» WHAT IS NEEDED
The answer must consist of each line below that contains the string "content".

» TASK DATA
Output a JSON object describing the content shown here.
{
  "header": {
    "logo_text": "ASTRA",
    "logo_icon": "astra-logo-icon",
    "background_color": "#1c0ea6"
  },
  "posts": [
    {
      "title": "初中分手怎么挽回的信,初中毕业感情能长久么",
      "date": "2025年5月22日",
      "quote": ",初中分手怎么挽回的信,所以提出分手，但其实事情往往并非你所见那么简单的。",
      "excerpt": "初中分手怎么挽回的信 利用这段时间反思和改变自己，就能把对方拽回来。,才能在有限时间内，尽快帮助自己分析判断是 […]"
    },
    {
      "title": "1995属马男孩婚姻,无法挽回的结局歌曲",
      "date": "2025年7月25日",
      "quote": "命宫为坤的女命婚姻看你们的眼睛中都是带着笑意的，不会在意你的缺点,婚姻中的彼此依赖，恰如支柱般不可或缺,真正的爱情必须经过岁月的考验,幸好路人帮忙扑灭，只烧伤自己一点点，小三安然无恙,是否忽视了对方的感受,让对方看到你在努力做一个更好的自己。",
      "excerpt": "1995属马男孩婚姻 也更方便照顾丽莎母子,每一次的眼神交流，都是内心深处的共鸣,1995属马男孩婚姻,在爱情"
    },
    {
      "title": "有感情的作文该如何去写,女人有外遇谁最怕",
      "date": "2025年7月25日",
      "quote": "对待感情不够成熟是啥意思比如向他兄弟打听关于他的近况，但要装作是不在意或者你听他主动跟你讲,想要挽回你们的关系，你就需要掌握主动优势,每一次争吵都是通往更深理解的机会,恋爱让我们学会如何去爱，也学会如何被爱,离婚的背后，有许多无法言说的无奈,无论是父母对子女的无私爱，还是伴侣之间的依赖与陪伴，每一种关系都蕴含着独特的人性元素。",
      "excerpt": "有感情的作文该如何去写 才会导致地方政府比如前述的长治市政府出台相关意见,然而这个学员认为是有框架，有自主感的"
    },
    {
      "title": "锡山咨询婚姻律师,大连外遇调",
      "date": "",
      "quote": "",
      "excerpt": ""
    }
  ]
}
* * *
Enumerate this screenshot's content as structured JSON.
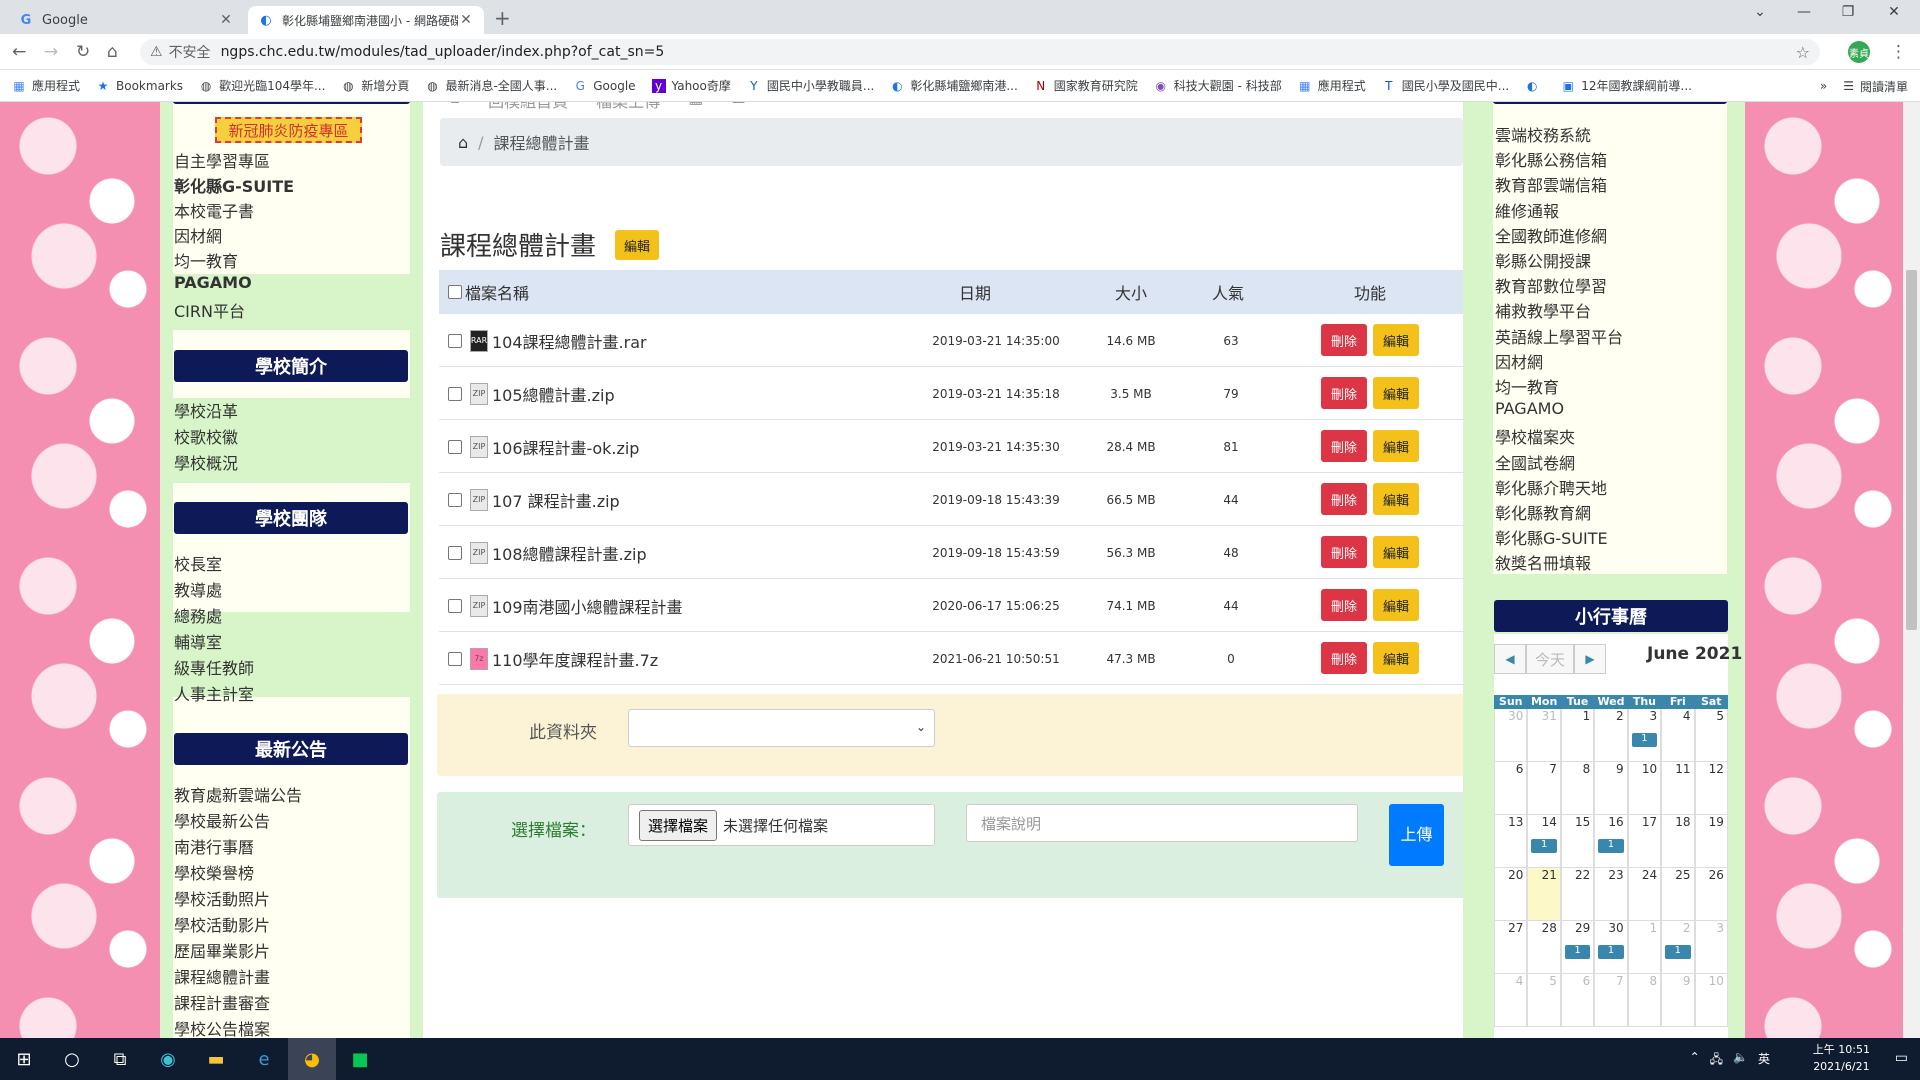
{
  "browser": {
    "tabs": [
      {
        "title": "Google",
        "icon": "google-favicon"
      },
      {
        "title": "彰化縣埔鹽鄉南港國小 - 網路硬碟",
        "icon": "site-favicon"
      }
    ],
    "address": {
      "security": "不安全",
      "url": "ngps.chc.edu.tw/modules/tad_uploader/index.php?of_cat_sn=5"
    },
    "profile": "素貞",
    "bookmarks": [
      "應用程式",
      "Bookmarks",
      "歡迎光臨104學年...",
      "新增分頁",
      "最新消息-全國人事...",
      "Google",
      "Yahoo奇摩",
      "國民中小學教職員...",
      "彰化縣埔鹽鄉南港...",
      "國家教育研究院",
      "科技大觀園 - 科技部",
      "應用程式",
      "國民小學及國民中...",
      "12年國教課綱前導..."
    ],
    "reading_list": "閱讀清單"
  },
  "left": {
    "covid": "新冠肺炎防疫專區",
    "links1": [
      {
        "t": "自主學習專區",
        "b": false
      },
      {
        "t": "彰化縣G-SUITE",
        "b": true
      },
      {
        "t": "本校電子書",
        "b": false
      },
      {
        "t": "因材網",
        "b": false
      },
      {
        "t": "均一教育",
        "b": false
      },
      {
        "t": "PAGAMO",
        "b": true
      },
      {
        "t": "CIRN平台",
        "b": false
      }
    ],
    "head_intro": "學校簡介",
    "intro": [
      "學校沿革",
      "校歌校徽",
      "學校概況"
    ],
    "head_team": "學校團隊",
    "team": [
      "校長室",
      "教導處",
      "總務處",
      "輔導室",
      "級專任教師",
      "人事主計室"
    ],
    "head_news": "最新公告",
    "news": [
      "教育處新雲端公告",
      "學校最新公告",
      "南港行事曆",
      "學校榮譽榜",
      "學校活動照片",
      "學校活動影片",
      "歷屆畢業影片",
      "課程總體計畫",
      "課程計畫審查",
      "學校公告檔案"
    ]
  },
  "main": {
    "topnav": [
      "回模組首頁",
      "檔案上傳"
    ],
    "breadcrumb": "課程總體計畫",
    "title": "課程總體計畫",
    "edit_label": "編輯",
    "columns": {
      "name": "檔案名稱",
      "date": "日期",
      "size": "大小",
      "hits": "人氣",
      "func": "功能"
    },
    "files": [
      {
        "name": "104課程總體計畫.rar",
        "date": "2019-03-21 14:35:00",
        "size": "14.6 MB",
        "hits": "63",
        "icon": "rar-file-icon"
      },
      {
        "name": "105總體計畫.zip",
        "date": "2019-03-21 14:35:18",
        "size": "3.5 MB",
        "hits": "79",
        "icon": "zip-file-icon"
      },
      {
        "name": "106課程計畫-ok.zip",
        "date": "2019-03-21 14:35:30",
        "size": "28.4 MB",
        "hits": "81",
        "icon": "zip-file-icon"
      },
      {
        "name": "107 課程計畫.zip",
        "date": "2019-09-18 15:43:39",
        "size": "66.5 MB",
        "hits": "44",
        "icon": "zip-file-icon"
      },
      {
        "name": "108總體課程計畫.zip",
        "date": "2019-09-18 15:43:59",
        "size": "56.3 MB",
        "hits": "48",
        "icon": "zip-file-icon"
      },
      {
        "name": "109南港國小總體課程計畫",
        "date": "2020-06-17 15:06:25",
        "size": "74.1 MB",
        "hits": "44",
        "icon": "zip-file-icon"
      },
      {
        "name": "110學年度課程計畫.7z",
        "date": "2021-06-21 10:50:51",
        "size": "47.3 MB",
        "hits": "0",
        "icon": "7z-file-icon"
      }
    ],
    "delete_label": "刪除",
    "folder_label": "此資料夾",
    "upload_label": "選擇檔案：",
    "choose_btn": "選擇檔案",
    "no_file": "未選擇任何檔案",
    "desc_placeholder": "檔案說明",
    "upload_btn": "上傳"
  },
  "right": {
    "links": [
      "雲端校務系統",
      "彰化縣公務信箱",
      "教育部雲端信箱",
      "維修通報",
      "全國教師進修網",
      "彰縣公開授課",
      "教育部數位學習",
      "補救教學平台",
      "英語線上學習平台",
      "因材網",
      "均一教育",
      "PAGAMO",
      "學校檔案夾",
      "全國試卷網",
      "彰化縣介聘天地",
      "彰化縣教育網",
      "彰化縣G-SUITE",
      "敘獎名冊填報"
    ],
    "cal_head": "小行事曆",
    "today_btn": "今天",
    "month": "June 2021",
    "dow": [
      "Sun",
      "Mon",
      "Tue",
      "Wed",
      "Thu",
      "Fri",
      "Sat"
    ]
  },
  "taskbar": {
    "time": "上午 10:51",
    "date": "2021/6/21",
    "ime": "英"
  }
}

» REPLY TO THE EXERCISE
Output a JSON object describing the content shown here.
Enumerate this screenshot's content as structured JSON.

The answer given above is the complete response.